From Wikipedia, the free encyclopedia

Organoleptic properties are the aspects of food, water or other substances that create an individual experience via the senses—including taste, sight, smell, and touch.[1][2][3]

USDA uses[edit]

In traditional U.S. Department of Agriculture meat and poultry inspections, inspectors perform various organoleptic procedures to detect disease or contamination. Such techniques are part of the effort to detect invisible foodborne pathogens that cause food poisoning.[citation needed]

Organoleptic tests are sometimes conducted to determine if food or pharmaceutical products can transfer tastes or odors to the materials and components they are packaged in. Shelf life studies often use taste, sight, and smell (in addition to food chemistry and toxicology tests) to determine whether a food product is safe to consume.[citation needed]

Organoleptic analyses are, occasionally, still used when the protocol for a certain sample does not have a high enough sample throughput to meet the demand. In this case, organoleptic analyses serve as a primary screen to determine which samples must be analyzed according to the original method protocol, and which samples need no further sensory analysis.[citation needed]

Other examples[edit]

Measurements of pepper spiciness on the Scoville scale depend upon an organoleptic test. The quality of extracts used in phytotherapy is assessed in part using organoleptic tests. Organoleptic qualities are considered part of hurdle technology. Indicators identified organoleptically as part of European Union wine regulations are assessed when qualifying for a Quality Wine indicator.

Evian water claims that it should be consumed by the expiration date marked on the bottle "to take advantage of the best organoleptic quality".[4]
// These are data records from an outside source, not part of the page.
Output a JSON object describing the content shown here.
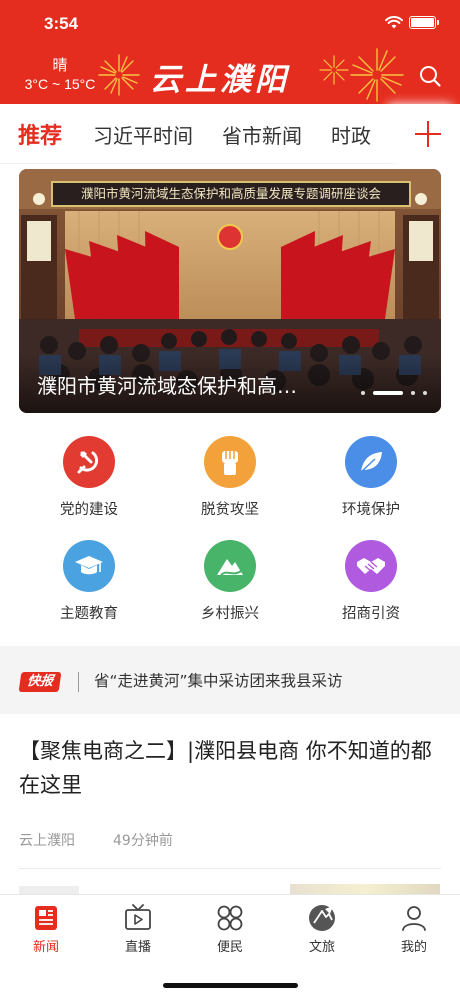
{
  "status_bar": {
    "time": "3:54"
  },
  "header": {
    "weather": {
      "condition": "晴",
      "temperature": "3°C ~ 15°C"
    },
    "logo_text": "云上濮阳",
    "colors": {
      "brand_red": "#e52d1f"
    },
    "icons": {
      "search": "search-icon"
    }
  },
  "tabs": {
    "items": [
      {
        "label": "推荐",
        "active": true
      },
      {
        "label": "习近平时间",
        "active": false
      },
      {
        "label": "省市新闻",
        "active": false
      },
      {
        "label": "时政",
        "active": false
      }
    ],
    "add_icon": "plus-icon"
  },
  "banner": {
    "headline_sign": "濮阳市黄河流域生态保护和高质量发展专题调研座谈会",
    "title": "濮阳市黄河流域态保护和高…",
    "active_dot": 1,
    "dot_count": 4
  },
  "shortcuts": [
    {
      "label": "党的建设",
      "icon": "hammer-sickle-icon",
      "color": "#e23b31"
    },
    {
      "label": "脱贫攻坚",
      "icon": "fist-icon",
      "color": "#f3a13a"
    },
    {
      "label": "环境保护",
      "icon": "leaf-icon",
      "color": "#4a8ee8"
    },
    {
      "label": "主题教育",
      "icon": "graduation-cap-icon",
      "color": "#4aa3e0"
    },
    {
      "label": "乡村振兴",
      "icon": "mountain-icon",
      "color": "#48b46a"
    },
    {
      "label": "招商引资",
      "icon": "handshake-icon",
      "color": "#b05ae0"
    }
  ],
  "flash": {
    "tag": "快报",
    "text": "省“走进黄河”集中采访团来我县采访"
  },
  "article": {
    "title": "【聚焦电商之二】|濮阳县电商 你不知道的都在这里",
    "source": "云上濮阳",
    "time": "49分钟前"
  },
  "tabbar": [
    {
      "label": "新闻",
      "icon": "news-icon",
      "active": true
    },
    {
      "label": "直播",
      "icon": "tv-icon",
      "active": false
    },
    {
      "label": "便民",
      "icon": "grid-icon",
      "active": false
    },
    {
      "label": "文旅",
      "icon": "travel-icon",
      "active": false
    },
    {
      "label": "我的",
      "icon": "user-icon",
      "active": false
    }
  ]
}
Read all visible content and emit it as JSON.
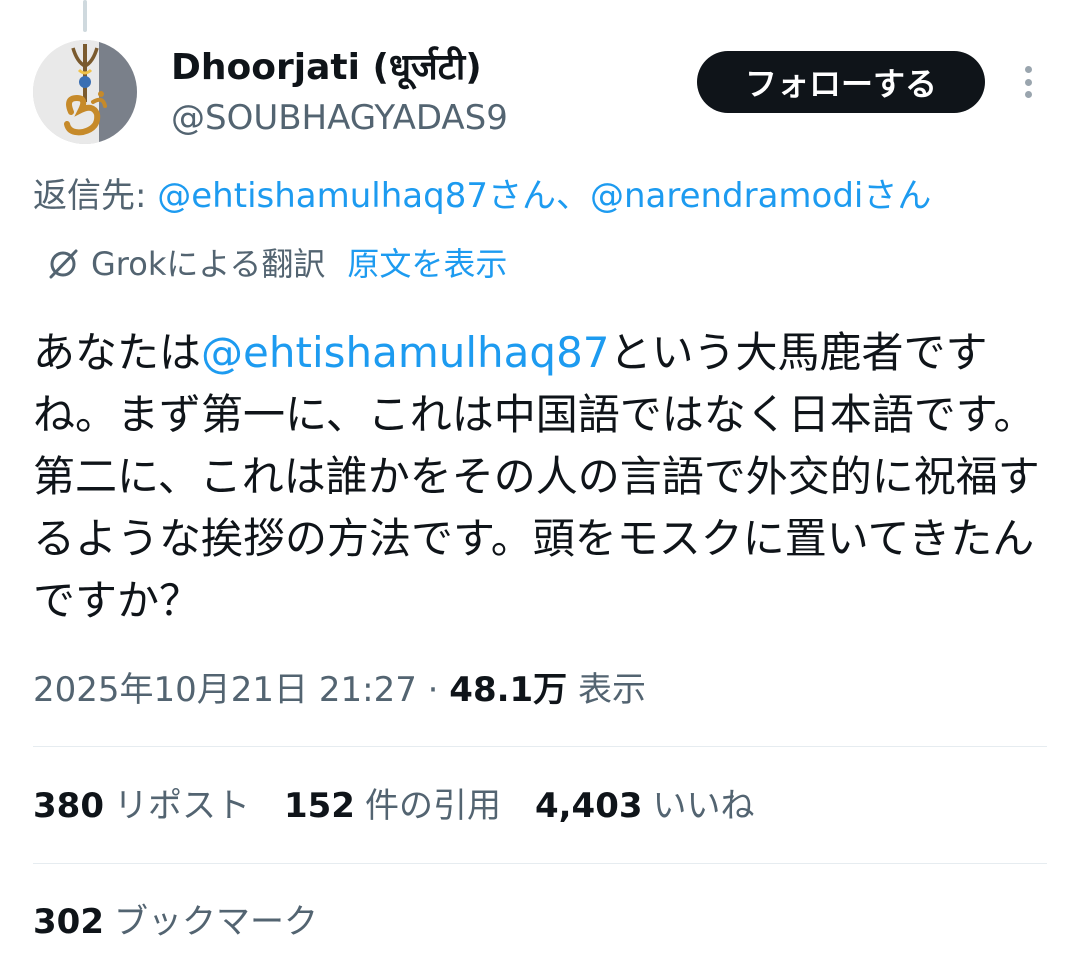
{
  "author": {
    "display_name": "Dhoorjati (धूर्जटी)",
    "handle": "@SOUBHAGYADAS9"
  },
  "follow_button": "フォローする",
  "reply_to": {
    "prefix": "返信先: ",
    "mention1": "@ehtishamulhaq87さん",
    "separator": "、",
    "mention2": "@narendramodiさん"
  },
  "translation": {
    "label": "Grokによる翻訳",
    "show_original": "原文を表示"
  },
  "tweet": {
    "text_before": "あなたは",
    "mention": "@ehtishamulhaq87",
    "text_after": "という大馬鹿者ですね。まず第一に、これは中国語ではなく日本語です。第二に、これは誰かをその人の言語で外交的に祝福するような挨拶の方法です。頭をモスクに置いてきたんですか？"
  },
  "meta": {
    "timestamp": "2025年10月21日 21:27",
    "separator": " · ",
    "views_count": "48.1万",
    "views_label": " 表示"
  },
  "stats": {
    "reposts": {
      "count": "380",
      "label": "リポスト"
    },
    "quotes": {
      "count": "152",
      "label": "件の引用"
    },
    "likes": {
      "count": "4,403",
      "label": "いいね"
    },
    "bookmarks": {
      "count": "302",
      "label": "ブックマーク"
    }
  },
  "colors": {
    "text_primary": "#0f1419",
    "text_secondary": "#536471",
    "link": "#1d9bf0",
    "follow_bg": "#0f1419"
  },
  "icons": {
    "avatar": "om-trishul-avatar",
    "grok": "grok-icon",
    "more": "more-vertical-icon"
  }
}
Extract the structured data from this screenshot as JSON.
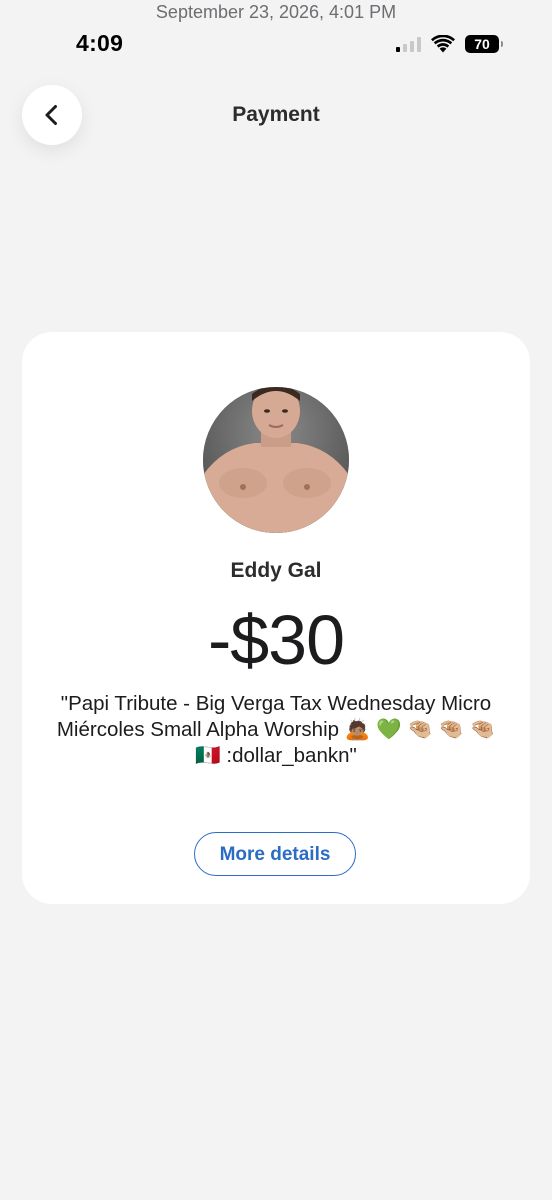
{
  "capture_timestamp": "September 23, 2026, 4:01 PM",
  "status_bar": {
    "time": "4:09",
    "battery_level": "70",
    "signal_icon": "cellular-signal-icon",
    "wifi_icon": "wifi-icon"
  },
  "header": {
    "back_icon": "chevron-left-icon",
    "title": "Payment"
  },
  "payment": {
    "payee_name": "Eddy Gal",
    "amount": "-$30",
    "memo": "\"Papi Tribute - Big Verga Tax Wednesday Micro Miércoles Small Alpha Worship 🙇🏽 💚 🤏🏼 🤏🏼 🤏🏼 🇲🇽 :dollar_bankn\"",
    "more_details_label": "More details"
  },
  "colors": {
    "background": "#f3f3f3",
    "card": "#ffffff",
    "accent": "#2b6cc4"
  }
}
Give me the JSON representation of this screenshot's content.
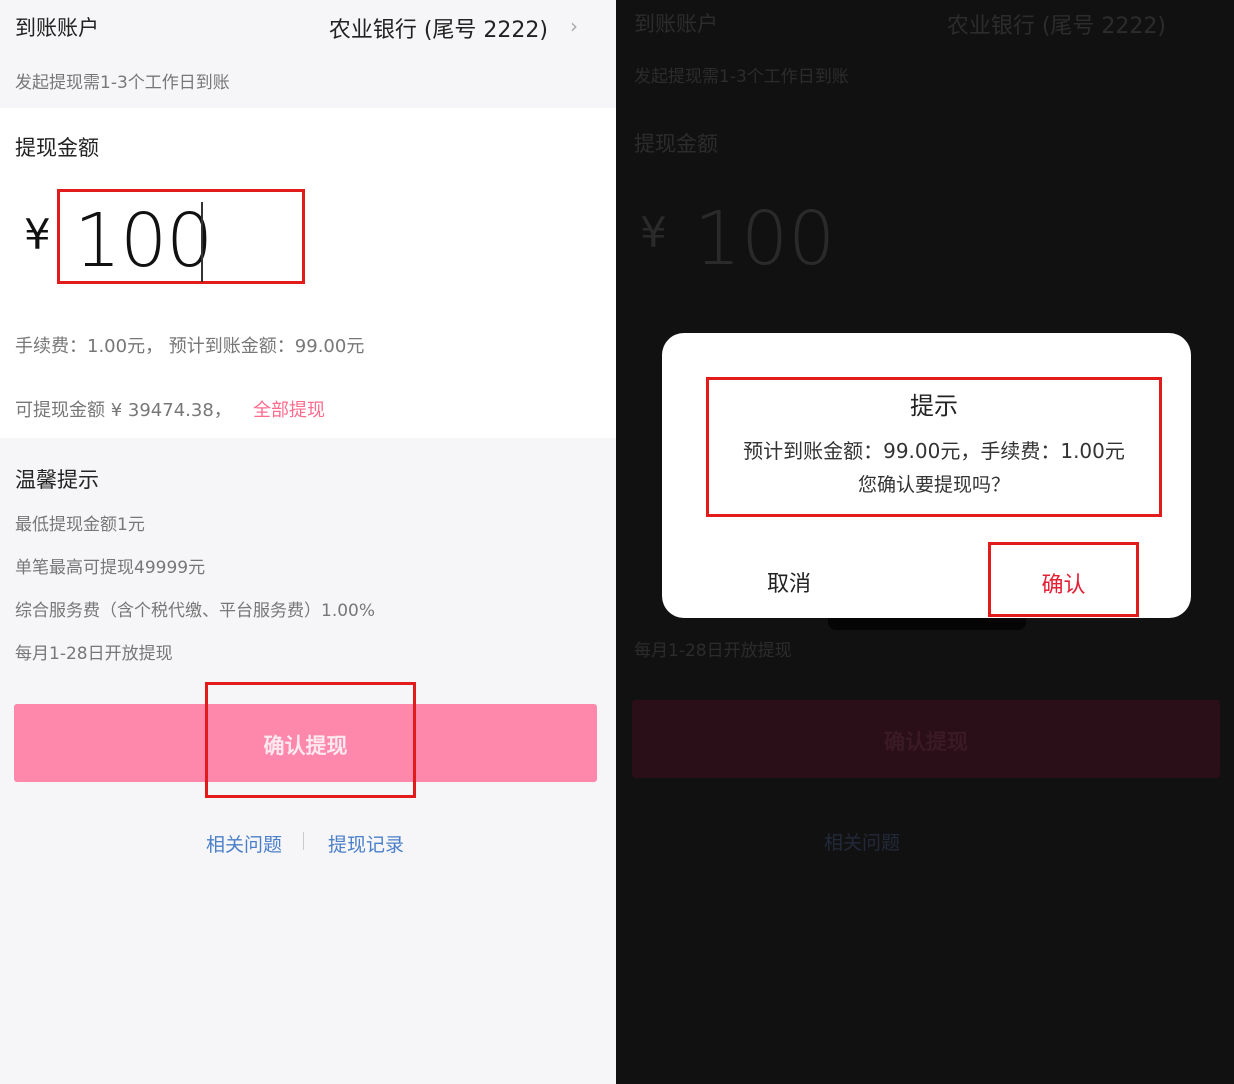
{
  "left": {
    "account": {
      "label": "到账账户",
      "bank": "农业银行 (尾号 2222)",
      "chevron": "›",
      "note": "发起提现需1-3个工作日到账"
    },
    "amount": {
      "title": "提现金额",
      "currency": "¥",
      "value": "100",
      "fee_line": "手续费：1.00元， 预计到账金额：99.00元",
      "available": "可提现金额 ¥ 39474.38，",
      "withdraw_all": "全部提现"
    },
    "tips": {
      "title": "温馨提示",
      "items": [
        "最低提现金额1元",
        "单笔最高可提现49999元",
        "综合服务费（含个税代缴、平台服务费）1.00%",
        "每月1-28日开放提现"
      ]
    },
    "confirm_button": "确认提现",
    "links": {
      "related": "相关问题",
      "records": "提现记录"
    }
  },
  "right": {
    "dialog": {
      "title": "提示",
      "message": "预计到账金额：99.00元，手续费：1.00元",
      "question": "您确认要提现吗？",
      "cancel": "取消",
      "confirm": "确认"
    }
  },
  "colors": {
    "accent_pink": "#fd88ab",
    "highlight_red": "#e21b1b",
    "link_blue": "#4a7fc9",
    "confirm_red": "#e41f34"
  }
}
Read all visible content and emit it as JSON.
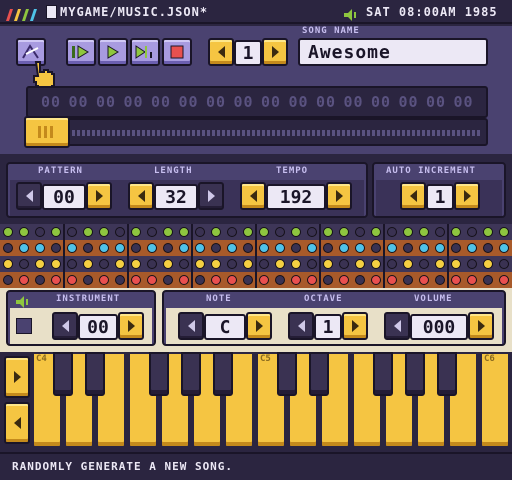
{
  "topbar": {
    "file_path": "MYGAME/MUSIC.JSON*",
    "clock": "SAT 08:00AM 1985"
  },
  "transport": {
    "song_index": "1"
  },
  "song_name": {
    "label": "SONG NAME",
    "value": "Awesome"
  },
  "patterns_row": [
    "00",
    "00",
    "00",
    "00",
    "00",
    "00",
    "00",
    "00",
    "00",
    "00",
    "00",
    "00",
    "00",
    "00",
    "00",
    "00"
  ],
  "pattern_panel": {
    "pattern_label": "PATTERN",
    "pattern_value": "00",
    "length_label": "LENGTH",
    "length_value": "32",
    "tempo_label": "TEMPO",
    "tempo_value": "192"
  },
  "auto_increment": {
    "label": "AUTO INCREMENT",
    "value": "1"
  },
  "instrument_panel": {
    "label": "INSTRUMENT",
    "value": "00"
  },
  "note_panel": {
    "note_label": "NOTE",
    "note_value": "C",
    "octave_label": "OCTAVE",
    "octave_value": "1",
    "volume_label": "VOLUME",
    "volume_value": "000"
  },
  "keyboard": {
    "octave_labels": [
      "C4",
      "C5",
      "C6"
    ]
  },
  "status": {
    "message": "RANDOMLY GENERATE A NEW SONG."
  },
  "colors": {
    "yellow": "#f5c542",
    "purple": "#a89be0",
    "dark": "#2b2540",
    "dot_green": "#8ec63f",
    "dot_cyan": "#4fc3e8",
    "dot_orange": "#e8a04f",
    "dot_red": "#e8504f",
    "dot_yellow": "#f5d042"
  }
}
  1. ^ Chevreul, Michel Eugène (1883). "Considérations générales sur les méthodes scientifiques et applications à la méthode a posteriori de Newton et à la methode a priori de Leibnitz". Mémoires de l'Académie des Sciences de l'Institut de France. 42.
  2. ^ Yi, J; Zhou, L; Bi, J; Chen, Q; Liu, X; Wu, X (2016). "Influence of pre-drying treatments on physicochemical and organoleptic properties of explosion puff dried jackfruit chips". J Food Sci Technol. 53 (2): 1120–29. doi:10.1007/s13197-015-2127-2. PMC 4837745. PMID 27162392.
  3. ^ Chauhan, Valentina Singh; Sharma, Alka (1 April 2003). "Studies on organoleptic properties of food products from fresh egg and egg powder through principal component analysis". Nahrung/Food. 47 (2): 102–05. doi:10.1002/food.200390018. PMID 12744287.
  4. ^ Evian bottle quality and sustainability FAQs